“Sexual harassment in the workplace is especially pervasive in male-dominated fields like STEM. Harassment creates a culture of impunity, fear and abuse that far too often results in some of our brightest and most talented minds being driven away from the sciences,” said Shaheen. “This legislation includes common-sense policies to identify and address factors contributing to harassment and ensure our scientific workforce can thrive. Supporting survivors of sexual harassment and violence will always be a top priority for me in the Senate.”
“As the #MeToo movement continues to spotlight, sexual harassment remains all too prevalent in the workplace. Too often, women, people of color and non-binary people are forced out of academic work due to this very kind of harassment. This is a travesty on two fronts—it deprives survivors of the careers they should have had and it causes brain drain in critical STEM disciplines, curbing scientific and technological advances,” said Wyden. “Congress must figure out how to stop sexual harassment in STEM, and this bill is the start we need.”
“This pandemic has proven how crucial STEM skills are to the future of our country and how important it is to support our STEM workforce,” said Brown. “American innovation in science and technology is made stronger when everyone is able to participate free from discrimination or harassment. This legislation takes important steps toward ensuring more inclusive, safe, and equitable opportunities are afforded to scholars in STEM fields, which were already underrepresented by women and especially women of color, well before the pandemic.”
The Combating Sexual Harassment in Science Act has been endorsed by American Educational Research Association, American Mathematical Society, American Physical Society, Society of Women Engineers, and American Geophysical Union.

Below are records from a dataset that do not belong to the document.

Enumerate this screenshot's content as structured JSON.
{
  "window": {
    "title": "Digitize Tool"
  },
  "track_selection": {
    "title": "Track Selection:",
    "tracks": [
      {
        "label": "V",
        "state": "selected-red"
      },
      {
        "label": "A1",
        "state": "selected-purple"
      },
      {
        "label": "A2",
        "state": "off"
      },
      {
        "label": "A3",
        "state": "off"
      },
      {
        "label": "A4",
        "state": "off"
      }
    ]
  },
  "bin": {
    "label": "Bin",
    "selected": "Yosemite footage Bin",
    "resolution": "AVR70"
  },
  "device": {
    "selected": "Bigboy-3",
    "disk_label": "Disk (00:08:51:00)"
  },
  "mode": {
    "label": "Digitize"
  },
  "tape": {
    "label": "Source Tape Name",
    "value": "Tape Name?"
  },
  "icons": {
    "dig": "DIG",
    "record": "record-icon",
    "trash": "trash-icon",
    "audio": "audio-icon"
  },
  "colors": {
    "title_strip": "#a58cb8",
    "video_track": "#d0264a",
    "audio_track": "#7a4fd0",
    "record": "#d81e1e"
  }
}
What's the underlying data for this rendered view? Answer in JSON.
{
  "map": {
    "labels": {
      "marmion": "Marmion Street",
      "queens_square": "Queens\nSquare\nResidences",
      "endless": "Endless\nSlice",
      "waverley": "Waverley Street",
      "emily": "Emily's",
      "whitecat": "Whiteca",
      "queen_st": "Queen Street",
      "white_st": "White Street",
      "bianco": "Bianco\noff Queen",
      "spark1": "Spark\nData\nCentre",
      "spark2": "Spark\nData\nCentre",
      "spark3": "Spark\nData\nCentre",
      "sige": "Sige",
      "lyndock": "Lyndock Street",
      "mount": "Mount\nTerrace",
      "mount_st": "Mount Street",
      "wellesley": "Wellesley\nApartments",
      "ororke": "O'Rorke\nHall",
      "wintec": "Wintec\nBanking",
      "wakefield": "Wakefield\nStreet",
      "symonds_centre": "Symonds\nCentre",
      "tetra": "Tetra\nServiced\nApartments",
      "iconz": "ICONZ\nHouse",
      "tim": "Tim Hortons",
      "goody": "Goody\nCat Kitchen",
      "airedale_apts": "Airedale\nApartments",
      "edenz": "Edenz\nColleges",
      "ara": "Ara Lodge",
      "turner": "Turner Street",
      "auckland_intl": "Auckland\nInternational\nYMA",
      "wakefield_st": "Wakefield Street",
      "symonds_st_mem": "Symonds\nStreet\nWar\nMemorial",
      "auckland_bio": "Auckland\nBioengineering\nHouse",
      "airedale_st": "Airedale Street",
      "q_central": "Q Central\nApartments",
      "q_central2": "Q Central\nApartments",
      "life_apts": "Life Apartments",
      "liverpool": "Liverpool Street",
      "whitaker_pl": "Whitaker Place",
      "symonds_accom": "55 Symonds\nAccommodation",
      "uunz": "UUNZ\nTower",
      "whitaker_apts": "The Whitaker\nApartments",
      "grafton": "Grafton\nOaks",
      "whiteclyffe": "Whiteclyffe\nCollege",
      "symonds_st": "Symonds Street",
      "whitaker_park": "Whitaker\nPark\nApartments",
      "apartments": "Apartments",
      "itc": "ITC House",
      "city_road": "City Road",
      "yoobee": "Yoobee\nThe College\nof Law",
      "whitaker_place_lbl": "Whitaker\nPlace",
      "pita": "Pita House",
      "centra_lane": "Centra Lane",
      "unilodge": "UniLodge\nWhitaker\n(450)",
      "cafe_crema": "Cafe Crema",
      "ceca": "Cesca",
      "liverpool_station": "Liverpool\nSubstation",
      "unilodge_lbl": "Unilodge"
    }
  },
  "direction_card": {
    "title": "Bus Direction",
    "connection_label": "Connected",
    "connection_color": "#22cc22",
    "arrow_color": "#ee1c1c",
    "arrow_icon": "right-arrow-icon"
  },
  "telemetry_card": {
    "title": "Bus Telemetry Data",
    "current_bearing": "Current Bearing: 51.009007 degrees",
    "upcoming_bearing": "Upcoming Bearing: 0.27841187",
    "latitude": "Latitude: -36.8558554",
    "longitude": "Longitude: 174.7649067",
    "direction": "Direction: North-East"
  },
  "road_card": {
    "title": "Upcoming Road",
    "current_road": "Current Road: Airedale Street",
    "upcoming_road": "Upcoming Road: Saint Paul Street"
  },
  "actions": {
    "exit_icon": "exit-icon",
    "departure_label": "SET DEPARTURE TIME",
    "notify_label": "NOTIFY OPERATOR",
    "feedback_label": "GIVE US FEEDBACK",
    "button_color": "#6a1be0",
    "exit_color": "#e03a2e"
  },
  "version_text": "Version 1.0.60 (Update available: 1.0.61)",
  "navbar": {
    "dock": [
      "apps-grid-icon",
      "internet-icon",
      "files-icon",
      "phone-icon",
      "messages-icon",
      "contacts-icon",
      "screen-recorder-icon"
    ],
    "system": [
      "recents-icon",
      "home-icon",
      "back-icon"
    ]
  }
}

The text of the Senate legislation can be found here and the summary of the bill can be found here